Pub Date: June 1st, 2003
ISBN: 0-7867-1178-7

A portrait of the ruler as a young pool shark.

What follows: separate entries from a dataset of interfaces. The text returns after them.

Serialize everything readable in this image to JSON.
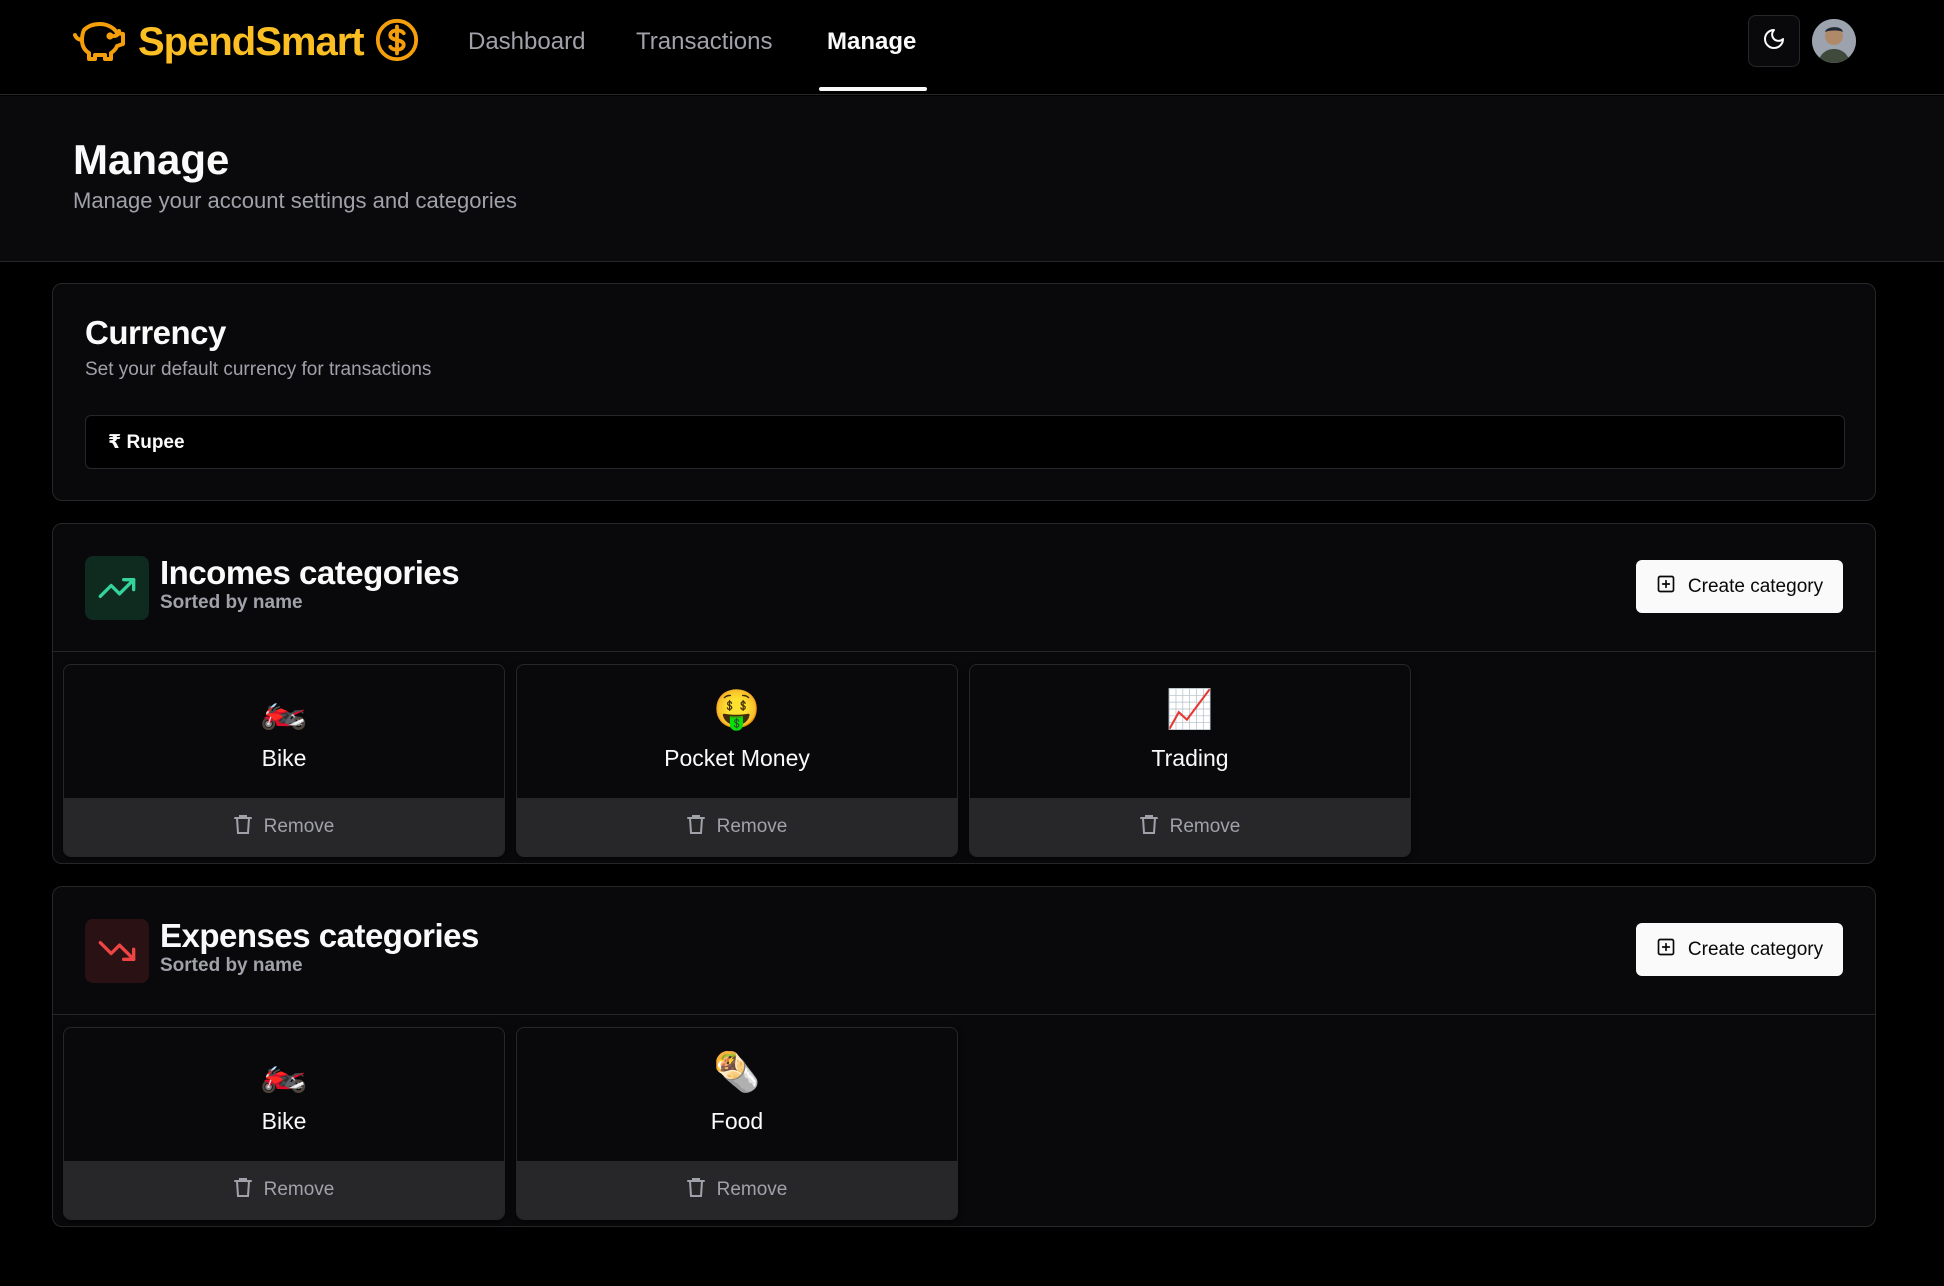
{
  "app": {
    "name": "SpendSmart"
  },
  "nav": {
    "links": [
      {
        "label": "Dashboard"
      },
      {
        "label": "Transactions"
      },
      {
        "label": "Manage"
      }
    ],
    "active": "Manage"
  },
  "page": {
    "title": "Manage",
    "subtitle": "Manage your account settings and categories"
  },
  "currency": {
    "title": "Currency",
    "description": "Set your default currency for transactions",
    "selected": "₹ Rupee"
  },
  "income": {
    "title": "Incomes categories",
    "subtitle": "Sorted by name",
    "create_label": "Create category",
    "items": [
      {
        "emoji": "🏍️",
        "name": "Bike",
        "remove_label": "Remove"
      },
      {
        "emoji": "🤑",
        "name": "Pocket Money",
        "remove_label": "Remove"
      },
      {
        "emoji": "📈",
        "name": "Trading",
        "remove_label": "Remove"
      }
    ]
  },
  "expense": {
    "title": "Expenses categories",
    "subtitle": "Sorted by name",
    "create_label": "Create category",
    "items": [
      {
        "emoji": "🏍️",
        "name": "Bike",
        "remove_label": "Remove"
      },
      {
        "emoji": "🌯",
        "name": "Food",
        "remove_label": "Remove"
      }
    ]
  },
  "colors": {
    "brand": "#fbbf24",
    "income": "#34d399",
    "expense": "#ef4444",
    "background": "#000000"
  }
}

Or at least a billiards enthusiast. “It has often been assumed,” writes English royal-watcher De-la-Noy, “that in Victorian and Edwardian England billiards was a game played exclusively by men, usually after dinner, when they could smoke as well, but Victoria learned to play billiards at Osborne, and she roped in some of her ladies to play with her after lunch.” There lies the essence of Victoria, the diminutive German who ruled over England for so much of the 19th century: she did the unexpected, and at unexpected times, pretty much as she pleased. This is a curiosity, inasmuch as it focuses not on Victoria’s decided contributions to the making and administering of the British empire and other matters of governance, but instead on her management of her own household, affairs, and time—an overlooked topic in general, and probably for good reason. Her training in such things came early, through what turns out to have been a rather unhappy childhood; as a teenager, she lived according to what was called the “Kensington system,” by which she was made to account for every second of the day and was allowed only meager meals of “bread and milk served in a silver bowl.” Small wonder, writes De-la-Noy, that Victoria “developed a greedy appetite as an adult.” Indeed, some of the best moments here recount vast meals the queen and her courtiers enjoyed, with groaning boards of “fowl with white sauce, good roast lamb, very good potatoes, besides one or two other dishes . . . ending with a good tarte of cranberries.” Though they left her rotund, it’s clear from De-la-Noy’s account that Victoria worked hard for those sumptuous meals, for she took an active and informed interest not only in the running of the empire but also in every minute detail of the household around her, and she seems never to have enjoyed a minute’s rest throughout her long reign.

Historians won’t find much here, but general readers with an interest in Queen Vickie will enjoy De-la-Noy’s account, however incidental.